For the original Jewish festival, the significance was that it was 50 days after Passover. Regardless, 50 is a prominent calendar feature.
"This name came into use in the late Old Testament period and was inherited by the authors of the New Testament," noted the National Catholic Register.
The Pentecostal Movement derives its name from the holy day, as their worship stresses the receiving and the moving of the Holy Spirit.
In 2017, Pope Francis announced plans to host a Pentecost Sunday worship service that included not only Catholics but also Pentecostals.
Catholic News Service reported last month that the head of the Roman Catholic Church invited approximately 300 Charismatic and Evangelical leaders to Rome for Pentecost Sunday.

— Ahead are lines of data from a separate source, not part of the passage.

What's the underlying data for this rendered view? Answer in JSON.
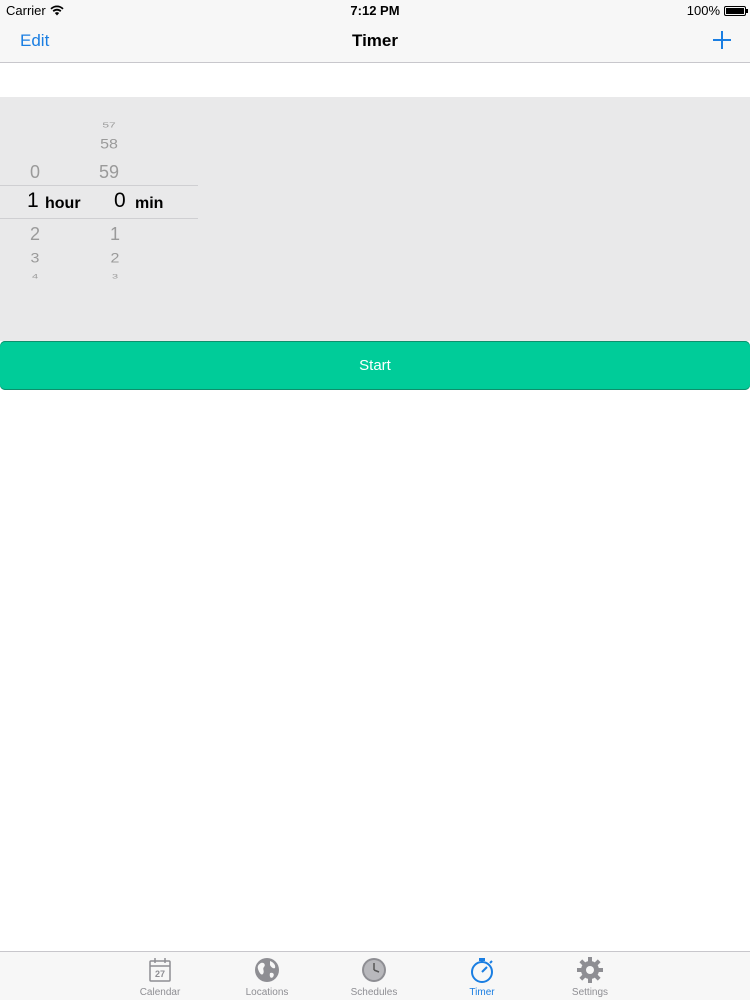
{
  "status_bar": {
    "carrier": "Carrier",
    "time": "7:12 PM",
    "battery": "100%"
  },
  "nav": {
    "edit_label": "Edit",
    "title": "Timer",
    "add_icon": "plus-icon"
  },
  "picker": {
    "hours": {
      "above": [
        "0"
      ],
      "selected": "1",
      "unit": "hour",
      "below": [
        "2",
        "3",
        "4"
      ]
    },
    "minutes": {
      "above": [
        "57",
        "58",
        "59"
      ],
      "selected": "0",
      "unit": "min",
      "below": [
        "1",
        "2",
        "3"
      ]
    }
  },
  "start_button": {
    "label": "Start",
    "color": "#00cc99"
  },
  "tab_bar": {
    "tabs": [
      {
        "label": "Calendar",
        "icon": "calendar-icon",
        "badge": "27"
      },
      {
        "label": "Locations",
        "icon": "globe-icon"
      },
      {
        "label": "Schedules",
        "icon": "clock-icon"
      },
      {
        "label": "Timer",
        "icon": "stopwatch-icon",
        "active": true
      },
      {
        "label": "Settings",
        "icon": "gear-icon"
      }
    ],
    "active_color": "#1a7ee2",
    "inactive_color": "#8e8e93"
  },
  "accent_color": "#1a7ee2"
}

"While some Pentecostals in some parts of the world, especially in Latin America, have a reputation for trying to convince Catholics to leave the Church, the reality is that the Catholic-Pentecostal relationship is much more varied," noted CNS.
"In many places, they share praise, worship, music and Bible studies with Catholic charismatics, and they set out together to proclaim to all that Jesus is Lord and work alongside each other to feed the poor and defend the unborn."
For many churches, it is common for the clergy to wear red for Pentecost, and to also have items like the vestry and the altar decorated with red banners.
"Red is the color of blood and represents the burning love of the Holy Spirit," noted the website Our Sunday Visitor.
"Red vestments are worn on Palm Sunday, Good Friday, all feasts of Our Lord's Passion, on Pentecost and on the feast days of martyrs."
In keeping with the theme of red, a 2010 piece on the United Methodist Church's website noted that traditional ways of celebrating Pentecost include the Italian custom of dropping rose petals from the ceiling during worship and draping things in crimson fabrics.
Among the many things done by churches to observe Pentecost, one that many congregations do, namely those who practice infant baptism, is to confirm their youth.
Confirmation involves young people, usually teenagers, making their own profession of faith and becoming official members of a congregation.
According to an entry on the Catholic website The New Theological Movement, there is a longstanding link between the Confirmation and Pentecost.
"The catechism of the Catholic Church sees Pentecost as the principal scriptural foundation for the sacrament of confirmation," noted TNTM in a 2012 essay.
"The connection between confirmation and Pentecost is so strong, that the Roman Catechism of the Council of Trent desired that the sacrament 'be administered principally at Pentecost,' explaining that 'on that day especially were the Apostles strengthened and confirmed by the power of the Holy Ghost.'"